Changes like that aren’t the only concern. Along with that? Hello errors that were introduced when humans mis-entered old information. Also, the digitized records of old registration work failed to include old lease info in many, if not most, instances, because records on old leases weren’t very well kept. So, the database ... while official looking ... may not be quite so historically accurate after all.
In 1981 Betty and Woody Thompson were thrilled to own the Grand Champion Mare, Over. Printed show results following that Congress reflect Betty & Woody as Popular’s owners. The ad the Thomspons purchased and placed in the Congress issue of The Pony Journal promotes THEIR grand champion mare, Popular Demand. The Congress highlights article written by ASPC staff in 1981 recognized Betty and Woody. For 30 years, the Thompson's, in some form, were listed as Popular’s owners on the historical list
Woody Thompson passed away in 1987. His daughter opted to keep three ponies out of all the ponies running in Woody’s pastures in Oaktown, IN. One of those three was Popular Demand.
I’m pretty sure LIbby would be shocked to know that, after 30 years, the ASPC’s “official” list of Congress champions now gives someone else credit for owning Popular Demand. Someone else’s name is in the database; therefore, it MUST be right. Of course, if you REALLY look at the studbook, Popular’s listing isn’t complete. Her registration would have been historical in terms of the creation of ASPC’s electronic database. That means her listing was one entered by hand by an employee ... an employee who was just doing a job ... an employee who had never been to a Congress.... and employee who had never met C. Elwood Thompson... an employee who never saw the pride Woody took in having Popular & So Easy on his farm for years after their Congress wins ... an employee who never saw what having Popular Demand, Kojack & So Easy to Love meant to Woody’s daughter.
Some people talk a good game about history meaning something, but their actions continually and consistently fail to bear that out. Sadly, not many beyond me seem to care. It’s just an old champions list.

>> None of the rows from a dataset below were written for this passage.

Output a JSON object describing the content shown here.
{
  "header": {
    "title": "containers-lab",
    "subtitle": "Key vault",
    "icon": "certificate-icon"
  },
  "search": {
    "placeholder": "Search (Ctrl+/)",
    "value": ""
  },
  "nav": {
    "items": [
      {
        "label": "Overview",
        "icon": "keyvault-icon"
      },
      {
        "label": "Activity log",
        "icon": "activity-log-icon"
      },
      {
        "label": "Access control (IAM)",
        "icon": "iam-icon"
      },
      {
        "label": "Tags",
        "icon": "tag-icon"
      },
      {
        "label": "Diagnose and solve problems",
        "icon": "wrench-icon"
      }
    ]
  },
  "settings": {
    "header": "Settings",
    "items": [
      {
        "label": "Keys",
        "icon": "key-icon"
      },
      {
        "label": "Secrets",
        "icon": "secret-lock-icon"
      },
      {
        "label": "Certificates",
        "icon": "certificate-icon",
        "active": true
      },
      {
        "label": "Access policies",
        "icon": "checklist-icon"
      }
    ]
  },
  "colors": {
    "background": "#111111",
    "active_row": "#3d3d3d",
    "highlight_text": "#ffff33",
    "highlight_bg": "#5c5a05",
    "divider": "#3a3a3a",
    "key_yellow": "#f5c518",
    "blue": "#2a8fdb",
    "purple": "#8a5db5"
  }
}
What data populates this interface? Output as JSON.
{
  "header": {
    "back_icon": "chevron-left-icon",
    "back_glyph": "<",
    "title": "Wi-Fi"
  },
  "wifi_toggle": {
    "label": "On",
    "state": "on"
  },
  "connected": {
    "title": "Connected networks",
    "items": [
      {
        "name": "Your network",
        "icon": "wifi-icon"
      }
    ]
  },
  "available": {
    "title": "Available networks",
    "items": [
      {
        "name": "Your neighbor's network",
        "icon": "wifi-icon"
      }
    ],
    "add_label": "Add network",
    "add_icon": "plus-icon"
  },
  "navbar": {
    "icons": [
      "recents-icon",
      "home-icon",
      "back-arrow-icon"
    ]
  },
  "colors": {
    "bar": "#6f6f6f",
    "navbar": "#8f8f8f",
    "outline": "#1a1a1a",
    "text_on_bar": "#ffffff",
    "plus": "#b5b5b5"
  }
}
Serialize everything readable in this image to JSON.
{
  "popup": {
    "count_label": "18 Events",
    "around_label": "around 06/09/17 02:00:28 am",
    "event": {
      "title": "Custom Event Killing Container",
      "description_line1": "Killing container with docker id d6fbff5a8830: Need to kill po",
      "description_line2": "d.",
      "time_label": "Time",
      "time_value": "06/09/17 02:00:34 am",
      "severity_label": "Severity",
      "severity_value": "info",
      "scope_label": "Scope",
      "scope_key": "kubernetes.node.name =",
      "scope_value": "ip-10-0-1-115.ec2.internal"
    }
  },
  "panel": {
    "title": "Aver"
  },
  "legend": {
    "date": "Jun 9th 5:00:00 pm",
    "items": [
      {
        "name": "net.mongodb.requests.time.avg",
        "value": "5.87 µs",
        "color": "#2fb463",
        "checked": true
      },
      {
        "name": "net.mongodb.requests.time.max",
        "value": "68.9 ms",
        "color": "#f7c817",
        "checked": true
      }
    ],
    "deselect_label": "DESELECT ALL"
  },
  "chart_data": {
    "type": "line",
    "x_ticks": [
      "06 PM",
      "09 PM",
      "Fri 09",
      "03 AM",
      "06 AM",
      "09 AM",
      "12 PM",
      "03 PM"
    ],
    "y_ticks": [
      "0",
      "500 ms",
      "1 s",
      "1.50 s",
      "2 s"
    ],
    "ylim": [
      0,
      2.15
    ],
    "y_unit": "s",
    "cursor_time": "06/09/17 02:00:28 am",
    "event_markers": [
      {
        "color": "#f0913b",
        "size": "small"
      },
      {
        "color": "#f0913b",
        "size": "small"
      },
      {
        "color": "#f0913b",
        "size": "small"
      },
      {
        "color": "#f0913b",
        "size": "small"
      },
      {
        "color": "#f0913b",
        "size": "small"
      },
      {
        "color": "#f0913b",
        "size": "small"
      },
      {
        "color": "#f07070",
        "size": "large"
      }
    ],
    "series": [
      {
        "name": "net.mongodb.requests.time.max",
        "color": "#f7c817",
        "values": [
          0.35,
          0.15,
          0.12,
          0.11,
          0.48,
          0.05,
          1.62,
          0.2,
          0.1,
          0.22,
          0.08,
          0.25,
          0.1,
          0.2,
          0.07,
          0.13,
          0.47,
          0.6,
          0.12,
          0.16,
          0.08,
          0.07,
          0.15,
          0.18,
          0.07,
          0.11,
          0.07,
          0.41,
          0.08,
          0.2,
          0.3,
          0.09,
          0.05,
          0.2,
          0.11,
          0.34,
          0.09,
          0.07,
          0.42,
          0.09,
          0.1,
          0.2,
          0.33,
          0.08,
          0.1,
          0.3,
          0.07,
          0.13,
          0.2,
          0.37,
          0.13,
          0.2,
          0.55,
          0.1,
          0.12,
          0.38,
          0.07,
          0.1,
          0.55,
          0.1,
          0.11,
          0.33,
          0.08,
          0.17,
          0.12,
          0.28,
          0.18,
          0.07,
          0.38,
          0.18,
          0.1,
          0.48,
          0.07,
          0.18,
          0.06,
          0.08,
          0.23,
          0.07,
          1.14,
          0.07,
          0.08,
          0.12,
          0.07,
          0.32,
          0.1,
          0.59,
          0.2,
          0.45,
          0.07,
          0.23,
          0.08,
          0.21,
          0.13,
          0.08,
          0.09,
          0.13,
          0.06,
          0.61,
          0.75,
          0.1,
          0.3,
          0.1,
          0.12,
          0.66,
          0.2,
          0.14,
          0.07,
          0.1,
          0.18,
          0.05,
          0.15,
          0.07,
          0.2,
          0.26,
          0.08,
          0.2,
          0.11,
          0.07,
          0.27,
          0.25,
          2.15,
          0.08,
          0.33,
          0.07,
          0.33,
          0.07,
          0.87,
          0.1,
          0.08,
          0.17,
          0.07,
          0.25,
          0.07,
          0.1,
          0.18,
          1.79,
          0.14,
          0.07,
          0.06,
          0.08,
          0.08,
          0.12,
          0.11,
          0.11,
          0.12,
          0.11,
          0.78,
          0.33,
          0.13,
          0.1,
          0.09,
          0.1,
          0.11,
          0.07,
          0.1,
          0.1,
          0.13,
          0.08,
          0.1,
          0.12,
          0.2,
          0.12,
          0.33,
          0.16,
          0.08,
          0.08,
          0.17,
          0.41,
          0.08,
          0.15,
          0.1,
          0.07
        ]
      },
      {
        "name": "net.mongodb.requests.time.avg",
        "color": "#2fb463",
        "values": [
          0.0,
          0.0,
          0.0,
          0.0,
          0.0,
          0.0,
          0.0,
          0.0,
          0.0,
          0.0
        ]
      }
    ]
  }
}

I have champions on that list. What if other errors are introduced in the future? Who will stick up for me? For my farm? For my ponies? I hope someone will. I’m going to for Woody. After all the years of riding in his pick-up through the hilly pastures in southern Indiana and then drinking Coca Cola from glass bottles when the pony viewing was done ... I think I owe him that. Ownership in an individual name might be easy; it might be legal; it might be P.C. It doesn’t necessarily make it right. And it’s definitely not right when the records are flat out wrong.